In summary, health delivery does not have to cause unnecessary patient harm and huge financial losses. Transparency and gamification can go a long way to provide organizational efficiency and employee engagement. All in all, they help the health force do what they do best: care for patients in the best and safest way.

ManageUP utilizes transparency to increase success stories in your organization

ManageUP is a company whose main vision is to significantly contribute to a better and safer healthcare delivery through proven strategies that aim to bridge the gaps within organizations as well as in quality measures. These strategies are summed up in these three E’s:


ManageUP ensures that individual and team tasks are clear and understood through utilization of automated workflows. It ensures clarity of the ‘what’ ‘whom’ and ‘when’ of every task that increasesaccountability and shared leadership. 


ManageUP empowers health workers by making important information  (policies, procedures, and training materials) readily available through a centralized knowledge hub.
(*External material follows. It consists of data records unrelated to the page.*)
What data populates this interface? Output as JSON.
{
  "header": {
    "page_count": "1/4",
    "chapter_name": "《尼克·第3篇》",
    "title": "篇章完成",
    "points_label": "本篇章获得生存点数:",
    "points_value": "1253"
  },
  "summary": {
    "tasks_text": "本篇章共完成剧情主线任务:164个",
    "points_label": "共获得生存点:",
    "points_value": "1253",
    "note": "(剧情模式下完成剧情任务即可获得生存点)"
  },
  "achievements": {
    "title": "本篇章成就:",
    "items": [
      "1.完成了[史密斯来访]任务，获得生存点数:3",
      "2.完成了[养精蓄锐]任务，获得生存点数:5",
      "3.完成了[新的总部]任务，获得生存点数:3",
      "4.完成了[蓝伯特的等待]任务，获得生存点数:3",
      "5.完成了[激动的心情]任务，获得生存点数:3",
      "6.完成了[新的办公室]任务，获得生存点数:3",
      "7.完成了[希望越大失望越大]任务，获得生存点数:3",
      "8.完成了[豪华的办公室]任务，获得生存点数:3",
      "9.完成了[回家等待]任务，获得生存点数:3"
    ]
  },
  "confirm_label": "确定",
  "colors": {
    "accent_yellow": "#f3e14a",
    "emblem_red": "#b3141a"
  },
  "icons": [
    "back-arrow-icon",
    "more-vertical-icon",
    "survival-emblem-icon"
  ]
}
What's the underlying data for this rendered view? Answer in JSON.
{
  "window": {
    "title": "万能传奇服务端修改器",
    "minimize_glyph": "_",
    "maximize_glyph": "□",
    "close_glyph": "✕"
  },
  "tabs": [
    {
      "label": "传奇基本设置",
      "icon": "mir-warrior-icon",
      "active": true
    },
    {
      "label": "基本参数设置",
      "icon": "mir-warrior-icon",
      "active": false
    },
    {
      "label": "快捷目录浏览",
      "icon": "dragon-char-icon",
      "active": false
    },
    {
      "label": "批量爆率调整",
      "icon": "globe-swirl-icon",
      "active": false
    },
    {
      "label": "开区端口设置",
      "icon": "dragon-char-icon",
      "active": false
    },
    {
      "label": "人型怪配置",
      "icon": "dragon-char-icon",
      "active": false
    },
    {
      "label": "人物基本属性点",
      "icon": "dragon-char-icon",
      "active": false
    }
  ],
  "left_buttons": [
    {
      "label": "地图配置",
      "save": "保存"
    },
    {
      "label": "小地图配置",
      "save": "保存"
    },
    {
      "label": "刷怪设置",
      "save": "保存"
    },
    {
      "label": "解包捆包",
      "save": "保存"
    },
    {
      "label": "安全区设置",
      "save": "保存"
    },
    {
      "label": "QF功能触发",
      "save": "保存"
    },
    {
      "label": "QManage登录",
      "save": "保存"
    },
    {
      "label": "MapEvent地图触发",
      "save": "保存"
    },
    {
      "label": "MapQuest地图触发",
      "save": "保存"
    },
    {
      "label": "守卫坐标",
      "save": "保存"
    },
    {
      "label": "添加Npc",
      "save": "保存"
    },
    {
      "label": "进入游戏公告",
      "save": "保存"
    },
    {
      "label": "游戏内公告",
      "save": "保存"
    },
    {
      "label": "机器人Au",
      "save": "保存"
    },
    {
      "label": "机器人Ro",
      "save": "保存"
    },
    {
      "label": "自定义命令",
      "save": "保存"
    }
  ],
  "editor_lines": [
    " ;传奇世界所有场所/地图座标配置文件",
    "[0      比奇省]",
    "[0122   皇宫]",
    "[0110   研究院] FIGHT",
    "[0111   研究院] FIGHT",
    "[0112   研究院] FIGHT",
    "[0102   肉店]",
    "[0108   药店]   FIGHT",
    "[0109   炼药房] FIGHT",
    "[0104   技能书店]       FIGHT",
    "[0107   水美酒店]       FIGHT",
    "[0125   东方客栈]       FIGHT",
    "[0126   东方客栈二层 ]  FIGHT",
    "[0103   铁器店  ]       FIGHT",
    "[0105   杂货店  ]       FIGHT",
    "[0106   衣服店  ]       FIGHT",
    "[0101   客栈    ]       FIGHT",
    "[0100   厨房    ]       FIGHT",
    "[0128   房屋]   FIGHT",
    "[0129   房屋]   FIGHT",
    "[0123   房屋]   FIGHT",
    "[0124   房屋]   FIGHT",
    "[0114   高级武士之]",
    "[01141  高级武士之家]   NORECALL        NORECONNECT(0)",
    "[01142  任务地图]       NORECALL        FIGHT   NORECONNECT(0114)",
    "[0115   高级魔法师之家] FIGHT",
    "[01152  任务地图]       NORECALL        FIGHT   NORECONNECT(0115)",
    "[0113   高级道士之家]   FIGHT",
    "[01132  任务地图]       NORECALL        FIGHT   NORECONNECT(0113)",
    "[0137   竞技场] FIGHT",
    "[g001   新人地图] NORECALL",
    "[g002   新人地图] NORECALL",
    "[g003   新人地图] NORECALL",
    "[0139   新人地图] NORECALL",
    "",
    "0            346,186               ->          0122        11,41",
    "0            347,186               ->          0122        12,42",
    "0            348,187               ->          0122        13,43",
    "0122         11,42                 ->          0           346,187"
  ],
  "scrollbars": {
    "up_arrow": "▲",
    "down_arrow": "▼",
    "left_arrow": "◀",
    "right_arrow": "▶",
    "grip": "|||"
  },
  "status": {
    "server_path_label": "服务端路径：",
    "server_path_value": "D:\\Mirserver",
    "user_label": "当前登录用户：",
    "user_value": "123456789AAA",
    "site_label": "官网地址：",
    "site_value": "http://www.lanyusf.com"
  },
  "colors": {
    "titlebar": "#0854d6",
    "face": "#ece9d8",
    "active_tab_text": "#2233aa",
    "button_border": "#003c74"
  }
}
When information is available to workers, they work with more confidence knowing that their actions are in line with safety and quality protocols and checklists.


ManageUP energizes your teams through gamification that rewards workers when completing tasks in a timely manner.

 With real time performance tracking, gamification, and automated rewards and recognition,  employee engagement is increased and true improvement in patient safety can be realized.

Download Free Use Case on
Sustaining Safety Procedures


Measuring Health Care Quality: An Overview of Quality Measures

Organizational transparency: a new perspective on managing trust in organization-stakeholder relationships

Saving Lives and Saving Money: Hospital-Acquired Conditions Update

The Measurement of Health Care Performance A Primer from the CMSS

Who Keeps Track If Your Surgery Goes Well Or Fails?